App and web page records:
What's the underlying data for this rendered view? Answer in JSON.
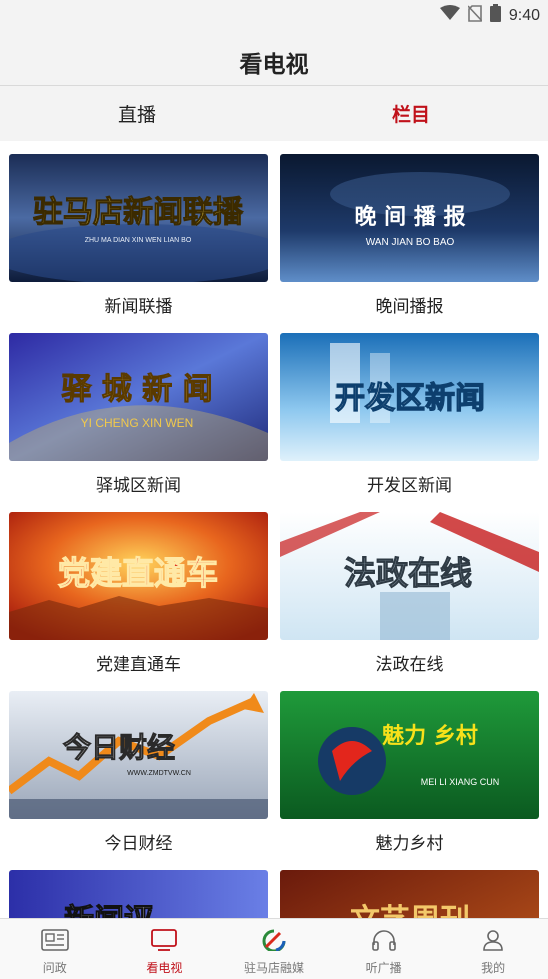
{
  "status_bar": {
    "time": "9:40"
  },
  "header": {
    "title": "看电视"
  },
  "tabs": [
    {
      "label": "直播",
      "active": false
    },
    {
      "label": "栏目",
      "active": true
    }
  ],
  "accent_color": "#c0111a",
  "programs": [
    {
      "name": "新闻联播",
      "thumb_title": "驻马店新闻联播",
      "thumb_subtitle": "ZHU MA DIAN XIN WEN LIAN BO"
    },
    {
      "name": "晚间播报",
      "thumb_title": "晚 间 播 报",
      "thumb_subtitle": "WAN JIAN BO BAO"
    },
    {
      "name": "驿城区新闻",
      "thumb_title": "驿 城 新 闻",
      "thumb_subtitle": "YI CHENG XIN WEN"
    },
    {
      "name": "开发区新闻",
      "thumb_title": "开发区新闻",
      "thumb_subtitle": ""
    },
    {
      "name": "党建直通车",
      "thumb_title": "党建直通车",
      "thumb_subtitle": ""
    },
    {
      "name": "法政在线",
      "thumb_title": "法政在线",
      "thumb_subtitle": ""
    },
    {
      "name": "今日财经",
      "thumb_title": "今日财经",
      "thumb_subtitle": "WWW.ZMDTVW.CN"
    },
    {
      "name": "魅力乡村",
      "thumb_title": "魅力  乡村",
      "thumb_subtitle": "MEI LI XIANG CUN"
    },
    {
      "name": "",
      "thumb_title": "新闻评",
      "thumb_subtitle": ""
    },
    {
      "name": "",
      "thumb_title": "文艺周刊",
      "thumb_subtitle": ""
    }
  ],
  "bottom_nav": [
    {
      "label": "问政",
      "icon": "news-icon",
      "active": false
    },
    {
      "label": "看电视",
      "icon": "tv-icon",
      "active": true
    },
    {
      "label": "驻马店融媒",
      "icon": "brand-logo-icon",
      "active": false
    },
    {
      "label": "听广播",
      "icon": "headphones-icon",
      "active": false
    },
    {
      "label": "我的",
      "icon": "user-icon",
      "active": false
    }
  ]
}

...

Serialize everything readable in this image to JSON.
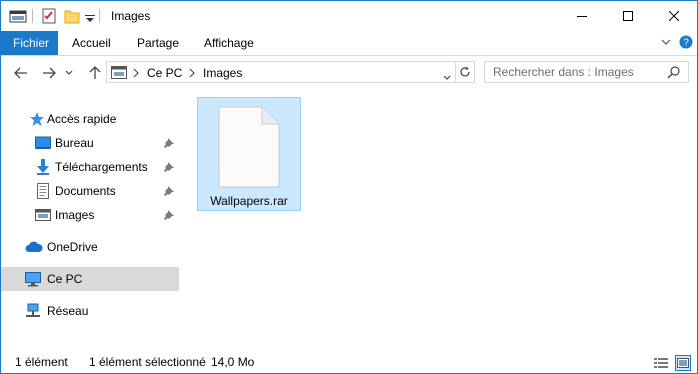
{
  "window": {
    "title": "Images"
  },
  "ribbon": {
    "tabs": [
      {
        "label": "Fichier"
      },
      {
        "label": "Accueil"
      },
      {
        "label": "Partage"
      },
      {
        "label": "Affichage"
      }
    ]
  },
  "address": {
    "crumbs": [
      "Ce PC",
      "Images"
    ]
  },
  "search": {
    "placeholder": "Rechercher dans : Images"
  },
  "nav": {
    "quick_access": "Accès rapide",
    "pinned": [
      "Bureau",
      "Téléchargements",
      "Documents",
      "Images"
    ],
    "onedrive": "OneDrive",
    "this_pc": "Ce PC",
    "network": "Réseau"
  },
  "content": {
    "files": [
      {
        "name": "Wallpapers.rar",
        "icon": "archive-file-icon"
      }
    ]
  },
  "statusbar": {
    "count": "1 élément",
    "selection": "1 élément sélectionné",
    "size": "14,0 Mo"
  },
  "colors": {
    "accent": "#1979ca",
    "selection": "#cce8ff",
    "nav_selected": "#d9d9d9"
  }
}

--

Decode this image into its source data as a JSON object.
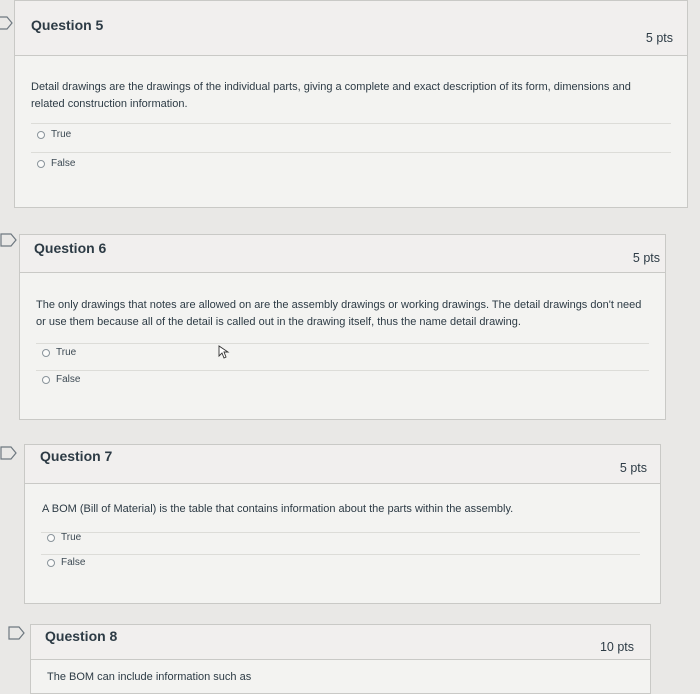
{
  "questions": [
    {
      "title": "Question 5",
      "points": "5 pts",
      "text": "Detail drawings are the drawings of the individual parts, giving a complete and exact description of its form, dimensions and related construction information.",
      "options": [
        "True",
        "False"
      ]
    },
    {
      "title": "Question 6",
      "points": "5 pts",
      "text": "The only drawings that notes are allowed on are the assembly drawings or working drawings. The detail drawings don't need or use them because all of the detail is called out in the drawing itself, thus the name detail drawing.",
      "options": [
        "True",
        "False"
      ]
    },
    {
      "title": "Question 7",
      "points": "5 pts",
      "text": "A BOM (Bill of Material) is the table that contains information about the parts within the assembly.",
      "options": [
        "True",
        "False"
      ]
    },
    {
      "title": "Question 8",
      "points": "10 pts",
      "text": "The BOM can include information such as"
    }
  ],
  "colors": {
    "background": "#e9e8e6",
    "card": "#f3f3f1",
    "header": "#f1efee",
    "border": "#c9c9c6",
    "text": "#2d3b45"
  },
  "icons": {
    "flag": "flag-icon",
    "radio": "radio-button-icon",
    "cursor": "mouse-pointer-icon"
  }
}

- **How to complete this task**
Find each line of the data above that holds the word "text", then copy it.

- **Response to the task**
      "text": "Detail drawings are the drawings of the individual parts, giving a complete and exact description of its form, dimensions and related construction information.",
      "text": "The only drawings that notes are allowed on are the assembly drawings or working drawings. The detail drawings don't need or use them because all of the detail is called out in the drawing itself, thus the name detail drawing.",
      "text": "A BOM (Bill of Material) is the table that contains information about the parts within the assembly.",
      "text": "The BOM can include information such as"
    "text": "#2d3b45"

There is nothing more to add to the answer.